■ THE PROBLEM: Work through the data below and copy out every line where "class" is found.

········

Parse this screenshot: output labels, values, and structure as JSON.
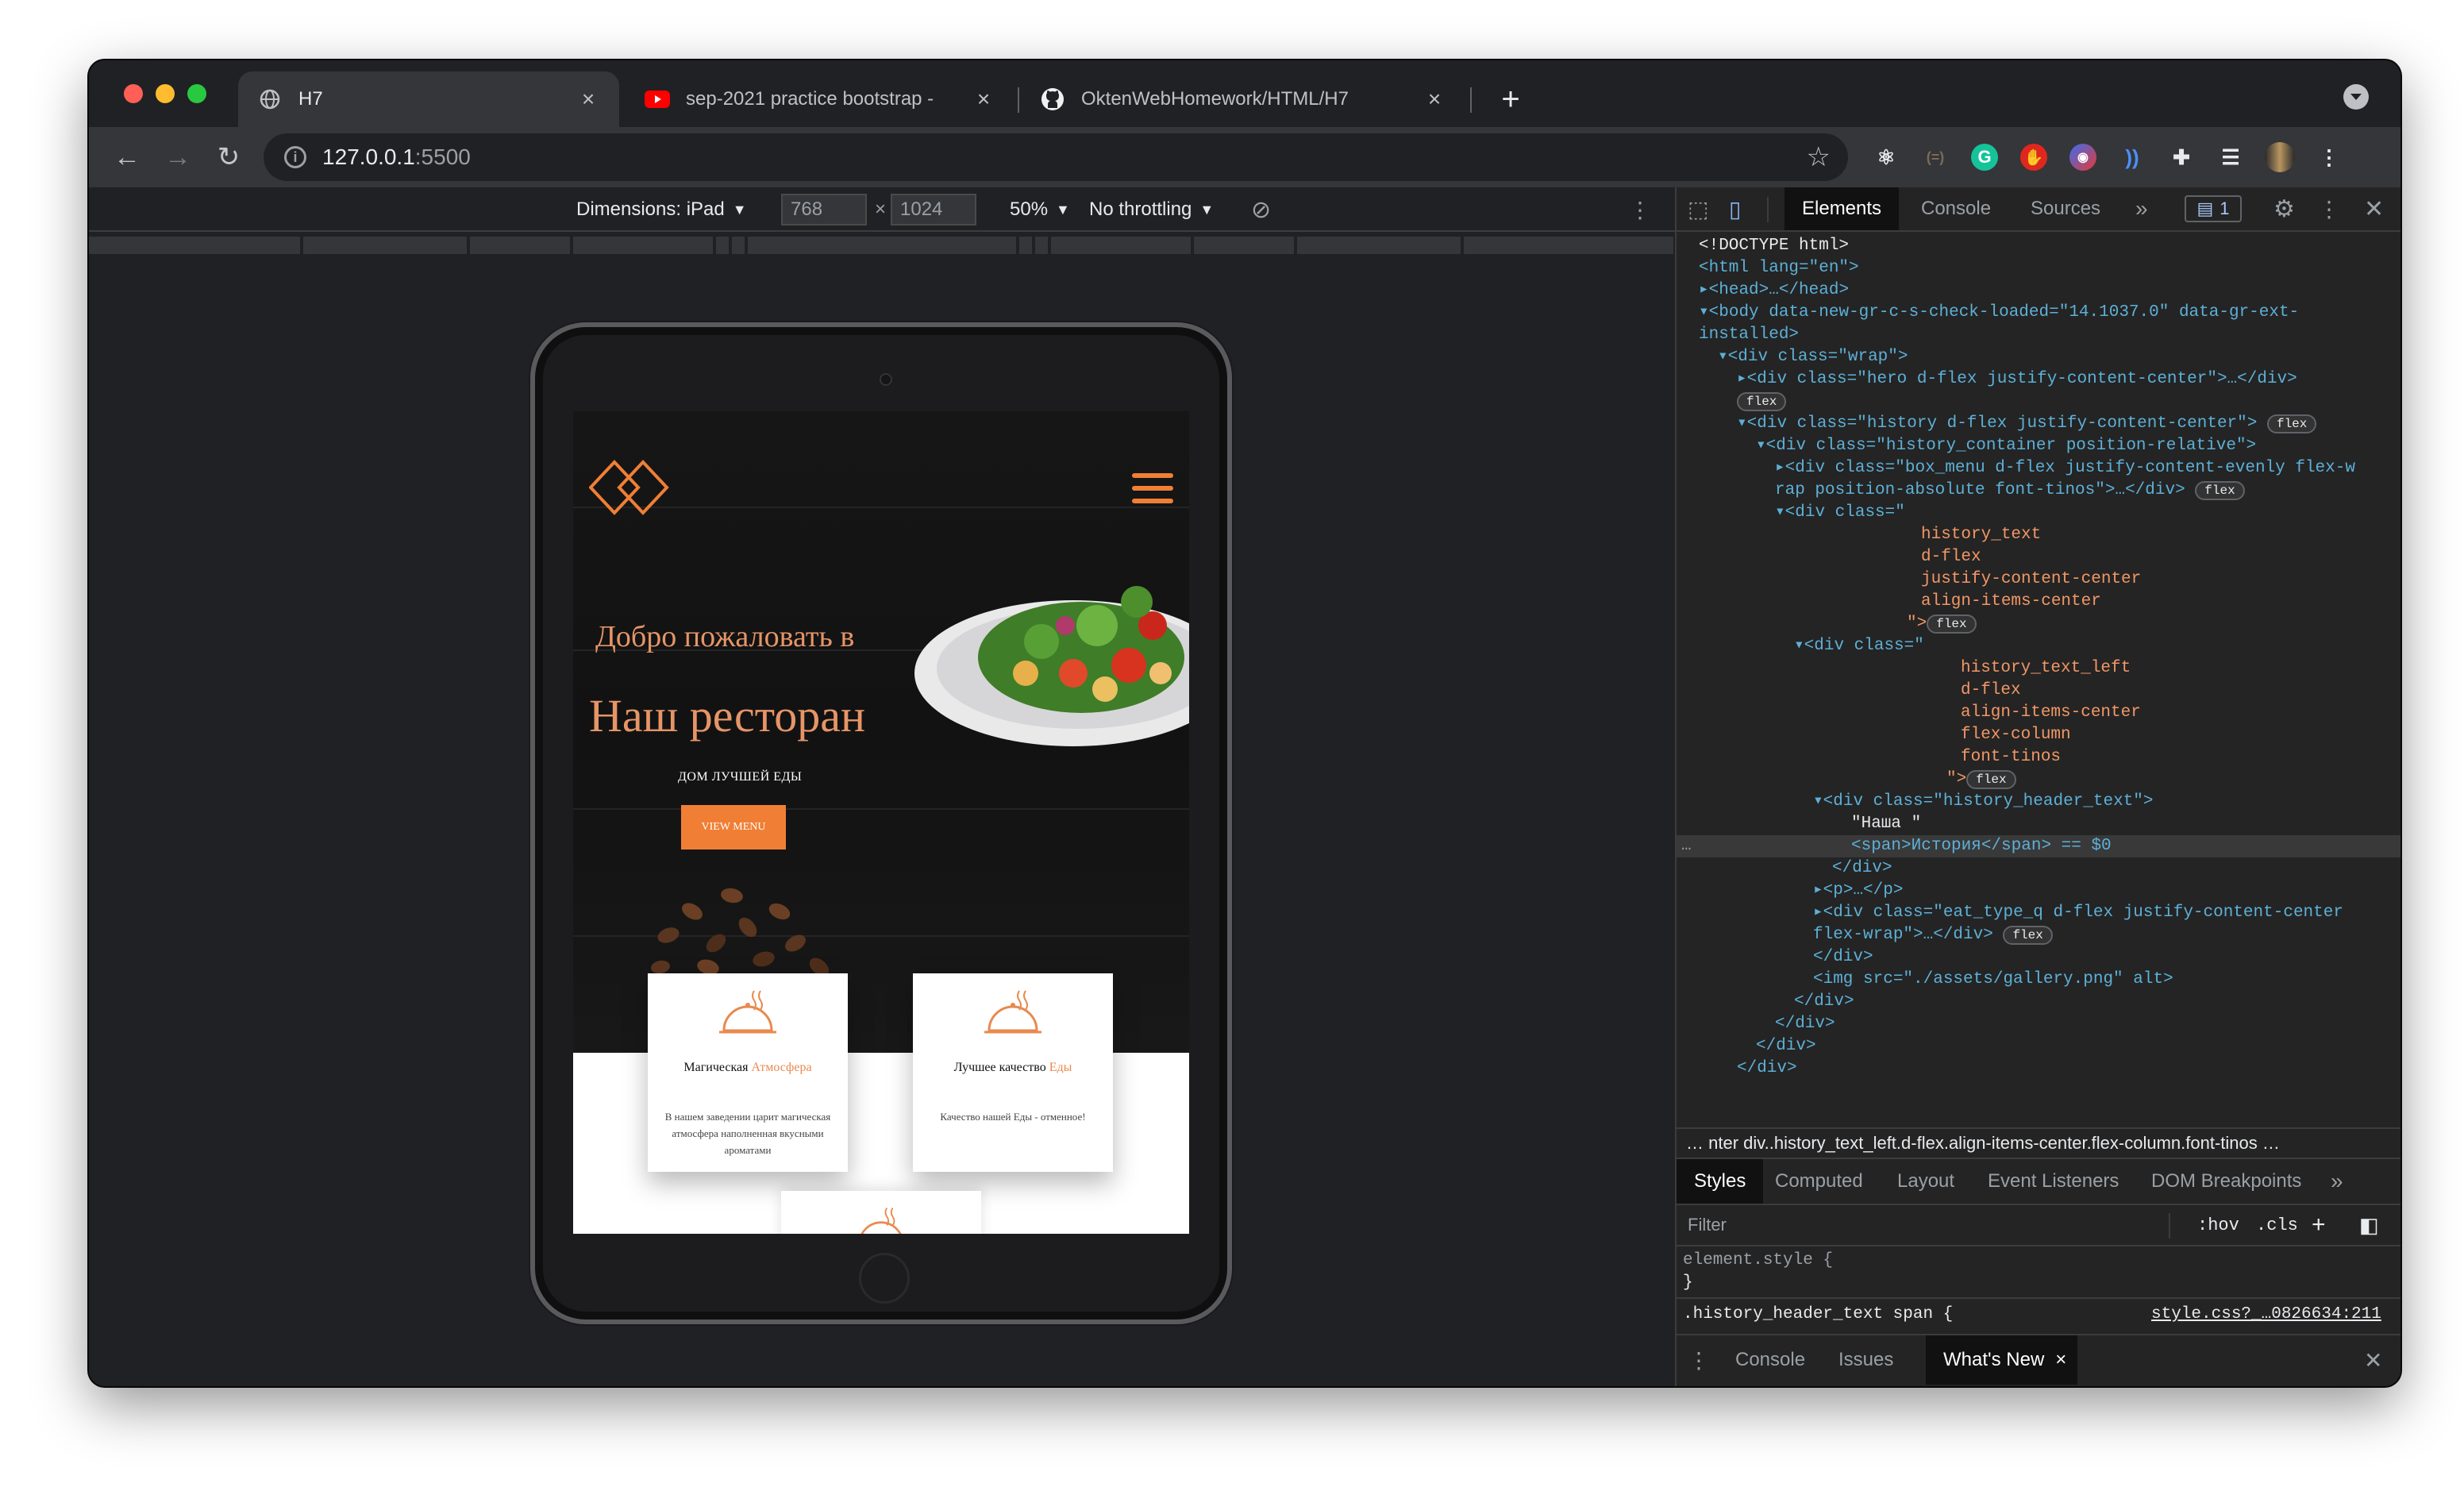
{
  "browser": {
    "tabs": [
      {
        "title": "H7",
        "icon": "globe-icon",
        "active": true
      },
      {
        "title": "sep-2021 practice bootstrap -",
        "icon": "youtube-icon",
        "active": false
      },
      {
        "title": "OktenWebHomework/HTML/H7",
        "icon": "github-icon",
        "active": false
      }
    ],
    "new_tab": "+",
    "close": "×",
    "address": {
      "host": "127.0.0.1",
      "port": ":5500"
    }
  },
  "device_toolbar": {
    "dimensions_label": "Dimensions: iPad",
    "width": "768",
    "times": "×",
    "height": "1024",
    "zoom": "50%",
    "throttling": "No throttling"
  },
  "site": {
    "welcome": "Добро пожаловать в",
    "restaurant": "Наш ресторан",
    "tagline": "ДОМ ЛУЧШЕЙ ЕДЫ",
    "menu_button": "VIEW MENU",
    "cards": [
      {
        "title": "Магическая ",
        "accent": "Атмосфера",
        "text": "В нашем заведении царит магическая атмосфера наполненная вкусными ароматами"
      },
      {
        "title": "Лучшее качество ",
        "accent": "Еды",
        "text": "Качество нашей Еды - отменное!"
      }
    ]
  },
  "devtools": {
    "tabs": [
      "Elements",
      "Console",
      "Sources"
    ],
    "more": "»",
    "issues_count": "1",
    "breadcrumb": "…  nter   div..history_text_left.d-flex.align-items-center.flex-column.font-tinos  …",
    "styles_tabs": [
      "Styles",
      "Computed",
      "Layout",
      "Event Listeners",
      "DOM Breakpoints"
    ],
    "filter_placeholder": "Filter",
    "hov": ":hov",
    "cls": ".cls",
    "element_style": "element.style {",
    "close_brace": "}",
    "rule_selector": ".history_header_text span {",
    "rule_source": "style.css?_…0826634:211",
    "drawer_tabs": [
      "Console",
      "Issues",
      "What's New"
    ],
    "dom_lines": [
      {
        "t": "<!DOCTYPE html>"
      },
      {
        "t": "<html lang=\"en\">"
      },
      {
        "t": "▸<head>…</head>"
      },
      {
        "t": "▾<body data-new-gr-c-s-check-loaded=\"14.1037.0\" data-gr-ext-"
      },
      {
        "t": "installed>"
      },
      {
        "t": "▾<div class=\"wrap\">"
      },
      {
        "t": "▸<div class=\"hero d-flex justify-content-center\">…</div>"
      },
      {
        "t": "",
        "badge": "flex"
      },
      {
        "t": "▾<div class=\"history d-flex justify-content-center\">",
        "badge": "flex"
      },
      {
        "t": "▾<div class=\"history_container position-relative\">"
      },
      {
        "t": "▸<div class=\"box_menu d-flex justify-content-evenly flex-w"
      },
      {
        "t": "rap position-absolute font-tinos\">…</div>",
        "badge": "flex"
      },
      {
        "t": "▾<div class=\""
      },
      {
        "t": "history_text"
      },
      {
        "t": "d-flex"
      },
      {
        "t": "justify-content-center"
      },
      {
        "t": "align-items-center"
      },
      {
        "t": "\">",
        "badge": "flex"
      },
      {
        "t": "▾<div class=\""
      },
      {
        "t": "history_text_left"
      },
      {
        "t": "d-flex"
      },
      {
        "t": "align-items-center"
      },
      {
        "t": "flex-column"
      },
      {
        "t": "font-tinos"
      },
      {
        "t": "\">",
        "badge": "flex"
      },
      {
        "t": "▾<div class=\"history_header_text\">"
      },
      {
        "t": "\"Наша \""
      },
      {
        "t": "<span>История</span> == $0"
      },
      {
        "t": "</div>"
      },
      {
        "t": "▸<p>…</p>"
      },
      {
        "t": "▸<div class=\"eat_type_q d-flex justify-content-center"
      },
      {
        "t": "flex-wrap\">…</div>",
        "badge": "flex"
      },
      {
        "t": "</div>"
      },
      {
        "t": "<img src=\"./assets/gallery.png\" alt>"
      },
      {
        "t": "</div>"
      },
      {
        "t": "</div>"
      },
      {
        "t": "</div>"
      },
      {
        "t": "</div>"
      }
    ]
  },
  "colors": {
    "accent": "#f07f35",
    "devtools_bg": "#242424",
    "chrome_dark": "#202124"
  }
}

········

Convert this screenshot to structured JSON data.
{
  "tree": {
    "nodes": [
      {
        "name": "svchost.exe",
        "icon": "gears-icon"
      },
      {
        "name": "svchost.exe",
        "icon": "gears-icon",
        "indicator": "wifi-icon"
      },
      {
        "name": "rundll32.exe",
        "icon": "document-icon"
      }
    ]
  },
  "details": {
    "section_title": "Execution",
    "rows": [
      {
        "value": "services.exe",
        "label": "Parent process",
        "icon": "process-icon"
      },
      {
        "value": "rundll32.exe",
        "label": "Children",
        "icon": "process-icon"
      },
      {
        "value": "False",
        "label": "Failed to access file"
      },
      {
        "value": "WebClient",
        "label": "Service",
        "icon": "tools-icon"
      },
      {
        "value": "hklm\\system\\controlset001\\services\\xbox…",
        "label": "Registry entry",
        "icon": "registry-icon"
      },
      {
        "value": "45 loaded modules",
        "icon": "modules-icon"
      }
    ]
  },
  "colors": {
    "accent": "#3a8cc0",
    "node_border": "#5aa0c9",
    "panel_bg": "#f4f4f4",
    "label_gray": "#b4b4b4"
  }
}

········

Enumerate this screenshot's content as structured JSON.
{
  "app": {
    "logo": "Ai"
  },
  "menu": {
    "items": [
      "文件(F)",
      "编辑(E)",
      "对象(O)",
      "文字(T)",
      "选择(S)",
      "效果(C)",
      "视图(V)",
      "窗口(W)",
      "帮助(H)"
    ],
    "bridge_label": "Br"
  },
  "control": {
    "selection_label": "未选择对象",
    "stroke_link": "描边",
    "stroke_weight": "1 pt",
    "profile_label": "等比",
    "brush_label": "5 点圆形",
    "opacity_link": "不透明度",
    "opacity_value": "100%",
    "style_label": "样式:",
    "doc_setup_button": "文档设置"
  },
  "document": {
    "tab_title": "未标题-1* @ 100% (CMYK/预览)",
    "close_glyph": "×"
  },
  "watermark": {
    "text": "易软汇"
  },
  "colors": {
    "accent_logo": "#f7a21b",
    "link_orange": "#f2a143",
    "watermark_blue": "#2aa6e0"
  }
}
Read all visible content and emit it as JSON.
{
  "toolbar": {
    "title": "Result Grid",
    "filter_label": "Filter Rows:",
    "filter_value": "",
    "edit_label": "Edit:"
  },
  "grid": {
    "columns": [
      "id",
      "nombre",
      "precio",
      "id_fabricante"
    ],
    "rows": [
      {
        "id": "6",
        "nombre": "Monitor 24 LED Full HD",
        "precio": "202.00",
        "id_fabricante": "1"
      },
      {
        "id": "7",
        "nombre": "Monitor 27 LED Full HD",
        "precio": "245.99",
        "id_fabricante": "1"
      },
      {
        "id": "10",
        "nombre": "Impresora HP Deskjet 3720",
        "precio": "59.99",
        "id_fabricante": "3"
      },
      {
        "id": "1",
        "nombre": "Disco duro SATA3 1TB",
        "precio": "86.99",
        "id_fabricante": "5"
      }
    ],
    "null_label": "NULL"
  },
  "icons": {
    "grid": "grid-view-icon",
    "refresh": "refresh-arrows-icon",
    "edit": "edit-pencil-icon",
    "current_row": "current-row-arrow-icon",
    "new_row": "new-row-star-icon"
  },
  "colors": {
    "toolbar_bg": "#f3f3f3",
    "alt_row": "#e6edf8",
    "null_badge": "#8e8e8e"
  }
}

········

■ SOLUTION FOR THIS TASK:
        "t": "▾<div class=\"wrap\">"
        "t": "▸<div class=\"hero d-flex justify-content-center\">…</div>"
        "t": "▾<div class=\"history d-flex justify-content-center\">",
        "t": "▾<div class=\"history_container position-relative\">"
        "t": "▸<div class=\"box_menu d-flex justify-content-evenly flex-w"
        "t": "▾<div class=\""
        "t": "▾<div class=\""
        "t": "▾<div class=\"history_header_text\">"
        "t": "▸<div class=\"eat_type_q d-flex justify-content-center"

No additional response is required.